Adil Maqbool bounces back in style to win Squash Open
ABU DHABI // It took precisely 24 minutes for Adil Maqbool to extend his record to nine Abu Dhabi Squash Open titles.
The UAE ace now prepares to return to the professional circuit that once took him to No 66 in the world.
Maqbool never had it so easy in taking the capital's premier title on his return to top-flight competition after a two-year break to complete his studies.
He got the better of Aamir Khan, the bottom seed, 11-3, 11-3, 11-5 in the final at the Beach Rotana hotel on Saturday.
"Aamir has improved a lot," said Maqbool, a Dubai resident who remains unbeaten in nine meetings with Aamir, who lives in Abu Dhabi.
"He is fit and faster but I was tactically a little stronger than him and was able to move him around more.

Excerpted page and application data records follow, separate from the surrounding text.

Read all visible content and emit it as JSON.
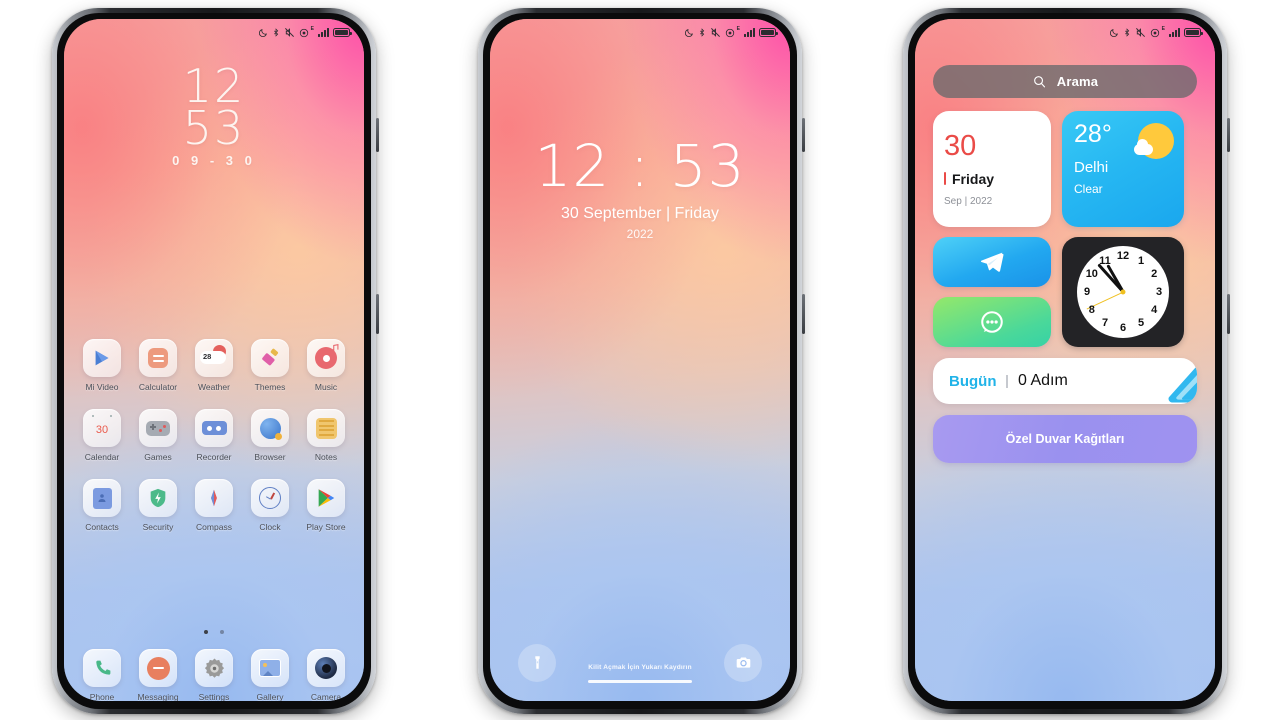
{
  "statusbar": {
    "icons": [
      "moon-dnd-icon",
      "bluetooth-icon",
      "mute-vibrate-icon",
      "screen-recorder-icon",
      "signal-bars-icon",
      "battery-icon"
    ],
    "network_label": "E"
  },
  "phone1": {
    "name": "Home Screen",
    "clock": {
      "hours": "12",
      "minutes": "53",
      "date": "0 9 - 3 0"
    },
    "rows": [
      [
        {
          "label": "Mi Video",
          "icon": "mi-video-icon"
        },
        {
          "label": "Calculator",
          "icon": "calculator-icon"
        },
        {
          "label": "Weather",
          "icon": "weather-icon",
          "badge": "28"
        },
        {
          "label": "Themes",
          "icon": "themes-icon"
        },
        {
          "label": "Music",
          "icon": "music-icon"
        }
      ],
      [
        {
          "label": "Calendar",
          "icon": "calendar-icon",
          "badge": "30"
        },
        {
          "label": "Games",
          "icon": "games-icon"
        },
        {
          "label": "Recorder",
          "icon": "recorder-icon"
        },
        {
          "label": "Browser",
          "icon": "browser-icon"
        },
        {
          "label": "Notes",
          "icon": "notes-icon"
        }
      ],
      [
        {
          "label": "Contacts",
          "icon": "contacts-icon"
        },
        {
          "label": "Security",
          "icon": "security-icon"
        },
        {
          "label": "Compass",
          "icon": "compass-icon"
        },
        {
          "label": "Clock",
          "icon": "clock-icon"
        },
        {
          "label": "Play Store",
          "icon": "play-store-icon"
        }
      ],
      [
        {
          "label": "Phone",
          "icon": "phone-icon"
        },
        {
          "label": "Messaging",
          "icon": "messaging-icon"
        },
        {
          "label": "Settings",
          "icon": "settings-icon"
        },
        {
          "label": "Gallery",
          "icon": "gallery-icon"
        },
        {
          "label": "Camera",
          "icon": "camera-icon"
        }
      ]
    ],
    "page_dots": 2,
    "active_dot": 0
  },
  "phone2": {
    "name": "Lock Screen",
    "time": "12 : 53",
    "date": "30 September | Friday",
    "year": "2022",
    "unlock_hint": "Kilit Açmak İçin Yukarı Kaydırın",
    "left_shortcut": "flashlight-icon",
    "right_shortcut": "camera-icon"
  },
  "phone3": {
    "name": "Widgets Screen",
    "search": {
      "label": "Arama",
      "icon": "search-icon"
    },
    "calendar_widget": {
      "day_number": "30",
      "weekday": "Friday",
      "month_year": "Sep | 2022",
      "accent": "#ea4b47"
    },
    "weather_widget": {
      "temperature": "28",
      "degree": "°",
      "city": "Delhi",
      "condition": "Clear",
      "icon": "sun-behind-cloud-icon",
      "accent": "#26b7f2"
    },
    "telegram_tile": {
      "icon": "telegram-icon",
      "accent": "#22a8f0"
    },
    "messages_tile": {
      "icon": "chat-bubble-icon",
      "accent": "#4ad89a"
    },
    "clock_widget": {
      "numerals": [
        "12",
        "1",
        "2",
        "3",
        "4",
        "5",
        "6",
        "7",
        "8",
        "9",
        "10",
        "11"
      ],
      "hour_angle": -30,
      "minute_angle": 318,
      "second_angle": 245,
      "second_hand_color": "#f0c020",
      "face_bg": "#232326"
    },
    "steps_widget": {
      "today_label": "Bugün",
      "value": "0 Adım",
      "accent": "#21b3e8",
      "icon": "shoe-icon"
    },
    "wallpaper_widget": {
      "label": "Özel Duvar Kağıtları",
      "accent": "#9a91ef"
    }
  }
}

I think playing in the recent ranking tournaments made a big difference in my game, so I was able to absorb whatever he was throwing at me."
Maqbool, 25, and Aamir, 22, both born in the UAE to Pakistani parents, play practice games one or twice a week, and know each other's game well.
The closest Aamir has come to a win against Maqbool was six months ago when the latter had just returned from a break. He took the first two games before the UAE No 1 rallied to win the match 3-2.
"He has taken a game from me in four meetings at the Abu Dhabi Open but tonight was the most comfortable win for me since he has grown up," Maqbool said.
He has been the UAE No 1 since 2001 and won the Abu Dhabi Open nine times in 10 appearances, the only blemish coming in 2003 when he went down to Ben Rickaby.
Maqbool stopped training professionally for two years from 2010 when he travelled to England to complete his bachelor's degree in computer science.
"I stopped playing in the [Professional Squash Association] tournaments and my ranking dropped from 66 in the world to 240 in two years," he said.
"I returned to Dubai, got married, and started training professionally from last year."
Since then, he has improved his ranking to 117 in the world, reaching the last eight in recent tournaments in Pakistan and twice in Kuwait. He defeated Ali Bader Al Ramzi, the Kuwaiti No 3, to reach the quarter-finals of the US$10,000 (Dh36,700) PSA event last week.
"I left my job of two years to start my own business in computers and web services, so I can find time to train professionally again," he said. "My objective is now to get to the top 60 and then see how far I can go from there, perhaps the top 20.
"It is an achievable goal for me. It would be a big achievement if I can fulfil that ambition, considering that I had to combine my passion with the studies and now a family to look after."
Maqbool has an eight-month-old son, Amaar, from his marriage in 2011, and he tries to budget his time carefully. "I just want to get back home quickly. My wife is very understanding and supports me." He trains over two sessions five days a week.
Maqbool is hoping to play in some of the top tournaments in the coming months, and insisted that good results would take him to the top 100, a status he had enjoyed for four-and-a-half years, until he was 21. It may also provide the opportunity for him to play again in the open tournaments in Britain, Australia and the United States, as well as the World Open in Manchester in October.
According to Maqbool, the top 32 are guaranteed a place in the World Open and will be joined by the next 32 highest-ranked players.
"Usually all those in the top 64 in the world may not be able to make it for various reasons, so if you are in the top 80 there is a good chance of playing in the World Open, which would be one of my goals for next year," he said.
His father, Khawaja Maqbool, has been his coach all along, but a shortage of training partners has always been a hindrance to his development.
"The lack of good match practice is one of the problems I face in Dubai yet I am confident to achieve a top 60 ranking and beyond," he said. "In squash, you either run or make the other run. I have good racket skills to make the other do the running. So fitness, I can achieve the level in six months.
"If I can get my head into it, I know I can achieve what I am looking for. There are guys now in the PSA top 10 whom I never lost as a junior."